Within the space of two minutes then the Welsh lead, painstakingly compiled, had been wiped out. Their job now was to compose themselves and to hold on to half-time without suffering any further damage. They succeeded.

Whatever magic Graham Henry, the Welsh coach, worked in the few minutes available was simply a tiny extension of the miracle he has worked on the ailing Welsh game during his few months in charge. Not only did the Welsh refuse to yield an inch as the tempo and the ferocity of the match increased but they continued to produce the same skill and determination.

There were countless acts of heroism in defence, combined with dashing runs in attack, notably two from Dafydd James. Jenkins kicked two more penalties, the second giving the Welsh the three-point lead they held until those last fateful minutes.
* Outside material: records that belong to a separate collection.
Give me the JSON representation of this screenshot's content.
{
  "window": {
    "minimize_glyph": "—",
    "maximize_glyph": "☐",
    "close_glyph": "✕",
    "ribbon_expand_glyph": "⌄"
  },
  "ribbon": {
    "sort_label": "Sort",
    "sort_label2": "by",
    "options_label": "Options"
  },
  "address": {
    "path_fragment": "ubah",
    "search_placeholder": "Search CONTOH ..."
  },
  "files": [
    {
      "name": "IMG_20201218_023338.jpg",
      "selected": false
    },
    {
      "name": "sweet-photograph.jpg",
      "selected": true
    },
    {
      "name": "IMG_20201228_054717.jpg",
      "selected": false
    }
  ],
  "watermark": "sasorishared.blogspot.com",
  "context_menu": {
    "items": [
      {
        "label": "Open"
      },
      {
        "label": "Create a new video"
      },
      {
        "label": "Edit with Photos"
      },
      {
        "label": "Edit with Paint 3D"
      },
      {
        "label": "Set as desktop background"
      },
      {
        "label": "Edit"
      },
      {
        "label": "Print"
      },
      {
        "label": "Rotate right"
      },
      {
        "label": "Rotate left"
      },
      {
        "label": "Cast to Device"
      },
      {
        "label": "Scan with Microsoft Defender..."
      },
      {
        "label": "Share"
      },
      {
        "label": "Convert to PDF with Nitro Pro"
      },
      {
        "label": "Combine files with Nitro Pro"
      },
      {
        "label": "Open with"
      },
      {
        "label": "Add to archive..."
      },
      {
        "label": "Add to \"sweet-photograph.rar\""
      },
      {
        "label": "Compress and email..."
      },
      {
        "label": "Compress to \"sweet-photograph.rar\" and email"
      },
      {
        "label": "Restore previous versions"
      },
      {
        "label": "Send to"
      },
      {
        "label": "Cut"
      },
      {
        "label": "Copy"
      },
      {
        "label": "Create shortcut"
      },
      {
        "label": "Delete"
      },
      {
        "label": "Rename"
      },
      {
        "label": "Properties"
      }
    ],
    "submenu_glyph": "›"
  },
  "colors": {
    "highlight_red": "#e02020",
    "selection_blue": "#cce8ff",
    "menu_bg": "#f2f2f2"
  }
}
But, no matter the result, the Springboks and the rugby world will wake up this morning with a renewed respect for Welsh rugby.

Wales: S Howarth (Sale); G Thomas (Cardiff), M Taylor (Swansea), S Gibbs (Swansea), D James (Pontypridd); N Jenkins (Pontypridd), R Howley (Cardiff, capt); A Lewis (Cardiff), J Humphreys (Cardiff), C Anthony (Swansea), C Quinnell (Richmond), C Wyatt (Llanelli), C Charvis (Swansea), S Quinnell (Llanelli), M Williams (Pontypridd). Replacements: D Morris (Swansea) for Lewis, 48.

South Africa: P Montgomery (Western Province); S Terblanche (Boland), A Snyman (Blue Bulls), F Smith (Blue Bulls), P Rossouw (Western Province); H Honiball (Natal), J van der Westhuizen (Blue Bulls); R Kempson (Natal), J Dalton (Golden Lions), A Garvey (Natal), K Otto (Blue Bulls), M Andrews (Natal), J Erasmus (Free State), G Teichmann (Natal, capt), A Venter (Free State). Replacements: B Skinstad (Western Province) for Andrews, 46; O Le Roux (Natal) for Garvey, 46.

Referee: S Dickinson (Australia).